* [Required action]
From the listing below, tally the lines that include "text". Return only the total.

* [Records for this exercise]
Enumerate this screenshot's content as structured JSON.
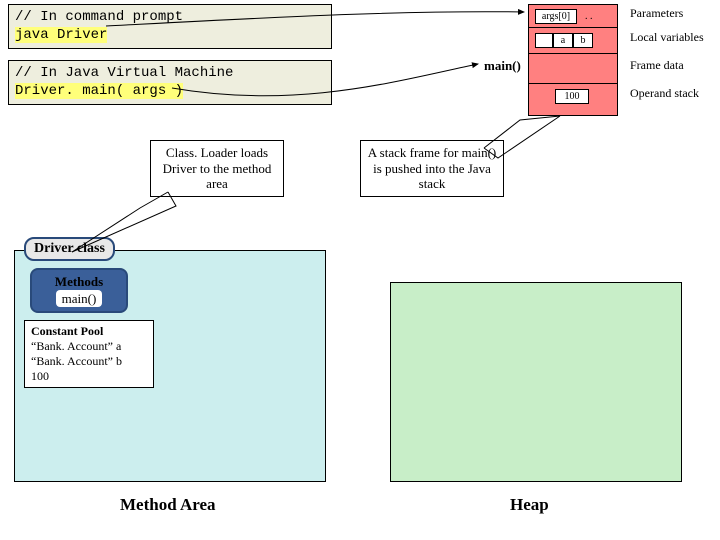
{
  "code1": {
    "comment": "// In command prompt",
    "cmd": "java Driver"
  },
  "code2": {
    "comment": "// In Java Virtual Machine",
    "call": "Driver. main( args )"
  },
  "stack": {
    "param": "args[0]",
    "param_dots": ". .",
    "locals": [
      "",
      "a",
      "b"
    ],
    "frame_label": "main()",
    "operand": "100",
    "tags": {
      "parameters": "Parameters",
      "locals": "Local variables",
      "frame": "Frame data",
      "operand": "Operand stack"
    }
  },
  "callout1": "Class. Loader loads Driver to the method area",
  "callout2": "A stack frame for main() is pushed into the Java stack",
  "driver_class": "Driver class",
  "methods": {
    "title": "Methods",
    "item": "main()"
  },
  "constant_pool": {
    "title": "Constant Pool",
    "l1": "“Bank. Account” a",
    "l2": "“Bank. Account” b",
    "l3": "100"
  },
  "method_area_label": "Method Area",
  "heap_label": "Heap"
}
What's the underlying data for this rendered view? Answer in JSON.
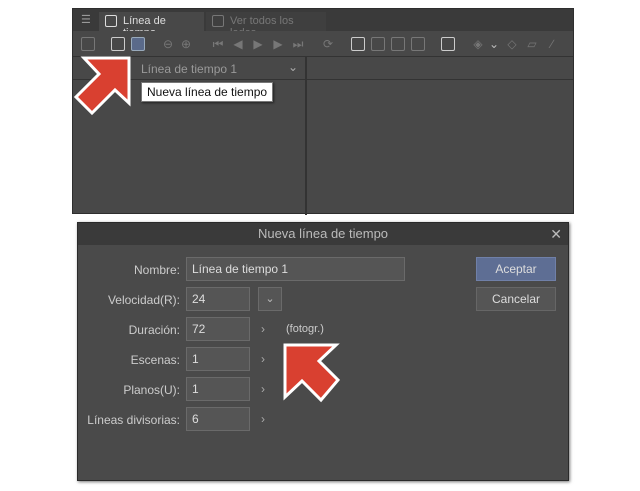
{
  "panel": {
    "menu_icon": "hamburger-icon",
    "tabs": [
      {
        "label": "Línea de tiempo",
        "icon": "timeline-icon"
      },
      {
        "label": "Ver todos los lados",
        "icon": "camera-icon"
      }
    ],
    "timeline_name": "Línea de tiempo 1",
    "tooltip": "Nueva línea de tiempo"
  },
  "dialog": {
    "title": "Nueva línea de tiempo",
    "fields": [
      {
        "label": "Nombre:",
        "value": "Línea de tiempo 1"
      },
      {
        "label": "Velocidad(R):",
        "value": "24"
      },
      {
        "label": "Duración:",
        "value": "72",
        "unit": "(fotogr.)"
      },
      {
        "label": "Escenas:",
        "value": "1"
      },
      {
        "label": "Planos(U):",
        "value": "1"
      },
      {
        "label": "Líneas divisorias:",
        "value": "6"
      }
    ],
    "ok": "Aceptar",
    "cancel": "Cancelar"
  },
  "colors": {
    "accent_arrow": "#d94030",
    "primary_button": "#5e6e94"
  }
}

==

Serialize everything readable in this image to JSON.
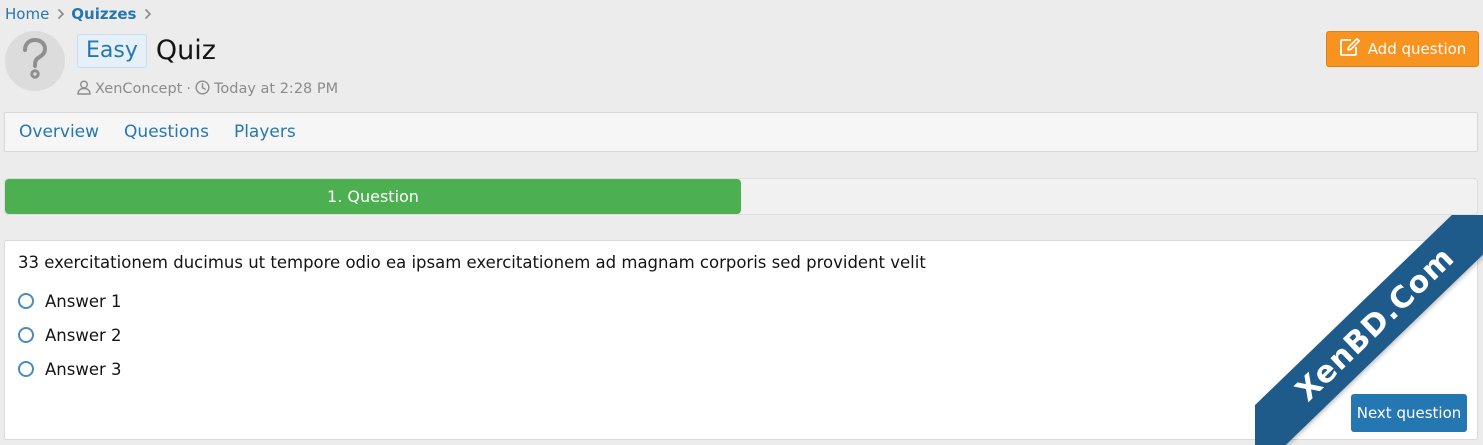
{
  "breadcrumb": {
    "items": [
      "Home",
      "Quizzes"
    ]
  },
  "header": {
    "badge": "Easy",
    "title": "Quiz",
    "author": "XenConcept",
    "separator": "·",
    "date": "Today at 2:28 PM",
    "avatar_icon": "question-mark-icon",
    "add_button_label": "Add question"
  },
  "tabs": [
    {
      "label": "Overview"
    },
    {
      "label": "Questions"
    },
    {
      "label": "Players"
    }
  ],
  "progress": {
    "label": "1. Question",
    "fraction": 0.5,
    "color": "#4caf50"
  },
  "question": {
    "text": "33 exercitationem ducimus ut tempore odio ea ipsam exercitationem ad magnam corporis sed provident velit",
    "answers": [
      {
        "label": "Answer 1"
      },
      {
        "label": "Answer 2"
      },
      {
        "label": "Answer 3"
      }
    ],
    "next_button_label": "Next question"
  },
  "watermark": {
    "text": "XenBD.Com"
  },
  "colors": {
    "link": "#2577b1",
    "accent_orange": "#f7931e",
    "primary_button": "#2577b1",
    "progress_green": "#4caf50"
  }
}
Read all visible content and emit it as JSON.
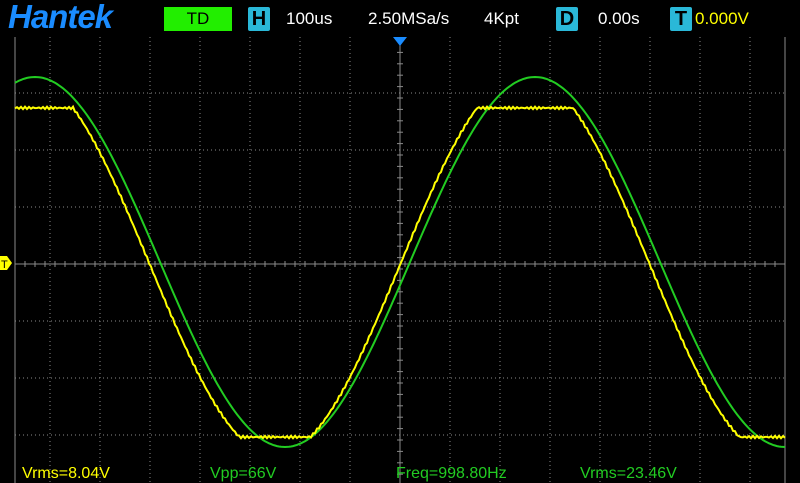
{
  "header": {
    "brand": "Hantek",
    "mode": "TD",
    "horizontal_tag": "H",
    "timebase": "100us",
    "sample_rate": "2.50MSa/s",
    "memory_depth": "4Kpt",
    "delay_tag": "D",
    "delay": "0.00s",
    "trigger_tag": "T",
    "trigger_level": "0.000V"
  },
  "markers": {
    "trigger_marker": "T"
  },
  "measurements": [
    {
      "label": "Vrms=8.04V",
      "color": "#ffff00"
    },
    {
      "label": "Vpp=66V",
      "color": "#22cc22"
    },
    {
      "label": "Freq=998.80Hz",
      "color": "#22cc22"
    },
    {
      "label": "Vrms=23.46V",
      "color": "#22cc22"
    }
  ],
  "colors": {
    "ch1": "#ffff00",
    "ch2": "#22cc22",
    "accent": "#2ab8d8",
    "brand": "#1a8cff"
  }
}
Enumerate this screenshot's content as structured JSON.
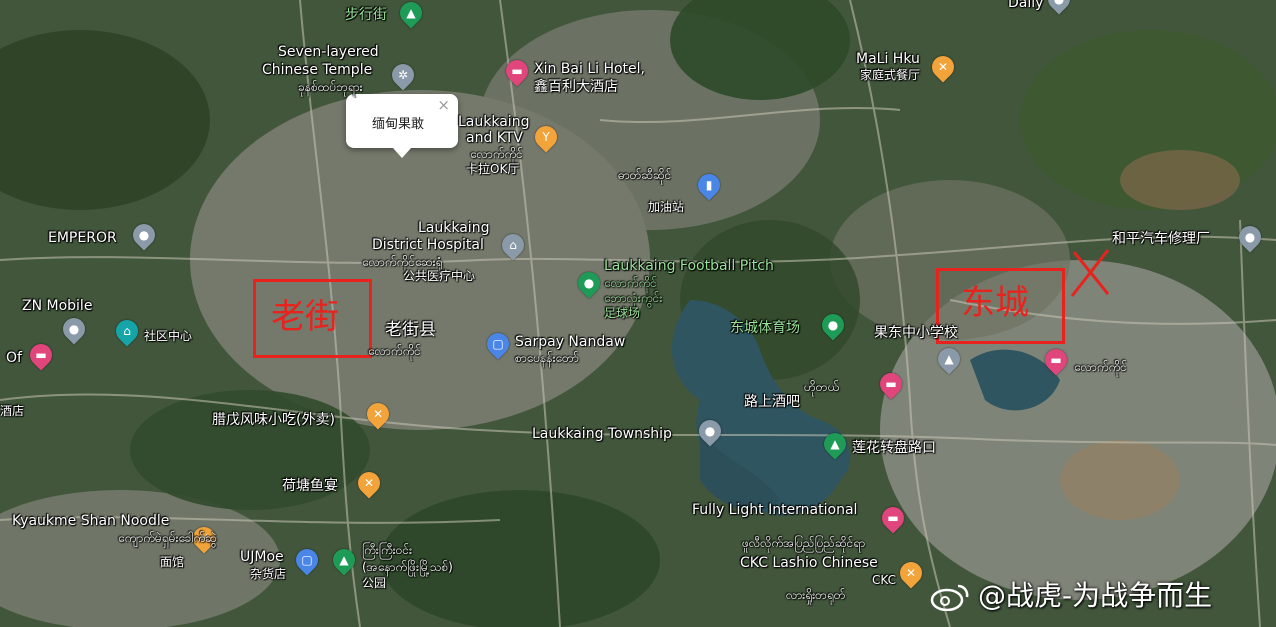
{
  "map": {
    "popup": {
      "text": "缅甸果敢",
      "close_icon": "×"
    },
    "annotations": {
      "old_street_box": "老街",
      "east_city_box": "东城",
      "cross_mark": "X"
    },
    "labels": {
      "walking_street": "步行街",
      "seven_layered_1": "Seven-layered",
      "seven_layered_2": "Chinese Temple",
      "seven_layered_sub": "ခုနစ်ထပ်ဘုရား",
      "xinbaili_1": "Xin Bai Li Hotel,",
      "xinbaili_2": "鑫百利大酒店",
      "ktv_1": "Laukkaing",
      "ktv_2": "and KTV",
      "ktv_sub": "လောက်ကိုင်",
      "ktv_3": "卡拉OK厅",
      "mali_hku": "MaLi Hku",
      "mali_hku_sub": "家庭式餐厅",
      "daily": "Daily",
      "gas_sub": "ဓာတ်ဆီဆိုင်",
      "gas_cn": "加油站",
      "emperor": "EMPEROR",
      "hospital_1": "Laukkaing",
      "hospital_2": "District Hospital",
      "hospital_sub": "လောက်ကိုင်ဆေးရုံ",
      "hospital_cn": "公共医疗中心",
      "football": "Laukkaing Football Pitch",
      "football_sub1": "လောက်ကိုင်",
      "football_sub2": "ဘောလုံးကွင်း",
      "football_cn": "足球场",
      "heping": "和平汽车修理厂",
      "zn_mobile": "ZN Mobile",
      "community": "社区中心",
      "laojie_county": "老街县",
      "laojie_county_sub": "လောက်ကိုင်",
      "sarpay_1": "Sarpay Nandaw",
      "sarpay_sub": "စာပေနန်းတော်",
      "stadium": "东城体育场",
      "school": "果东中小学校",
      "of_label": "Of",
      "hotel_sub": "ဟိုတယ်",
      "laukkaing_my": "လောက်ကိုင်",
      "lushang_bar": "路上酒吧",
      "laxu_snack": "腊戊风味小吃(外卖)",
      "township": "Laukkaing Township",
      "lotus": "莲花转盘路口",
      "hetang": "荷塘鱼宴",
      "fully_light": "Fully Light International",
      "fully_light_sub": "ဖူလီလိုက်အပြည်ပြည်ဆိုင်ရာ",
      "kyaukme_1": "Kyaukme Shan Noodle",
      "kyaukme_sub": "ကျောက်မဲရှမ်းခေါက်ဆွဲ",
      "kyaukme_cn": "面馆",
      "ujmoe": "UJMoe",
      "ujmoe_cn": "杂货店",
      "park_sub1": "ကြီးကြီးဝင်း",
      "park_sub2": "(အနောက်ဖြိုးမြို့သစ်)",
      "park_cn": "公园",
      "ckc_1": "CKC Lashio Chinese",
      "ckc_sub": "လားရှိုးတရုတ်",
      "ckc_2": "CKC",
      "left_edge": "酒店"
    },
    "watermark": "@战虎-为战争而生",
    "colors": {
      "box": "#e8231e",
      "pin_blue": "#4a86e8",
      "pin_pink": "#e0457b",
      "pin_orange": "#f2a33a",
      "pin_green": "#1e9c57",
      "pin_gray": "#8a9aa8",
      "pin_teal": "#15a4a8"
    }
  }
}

* [Output for this exercise]
3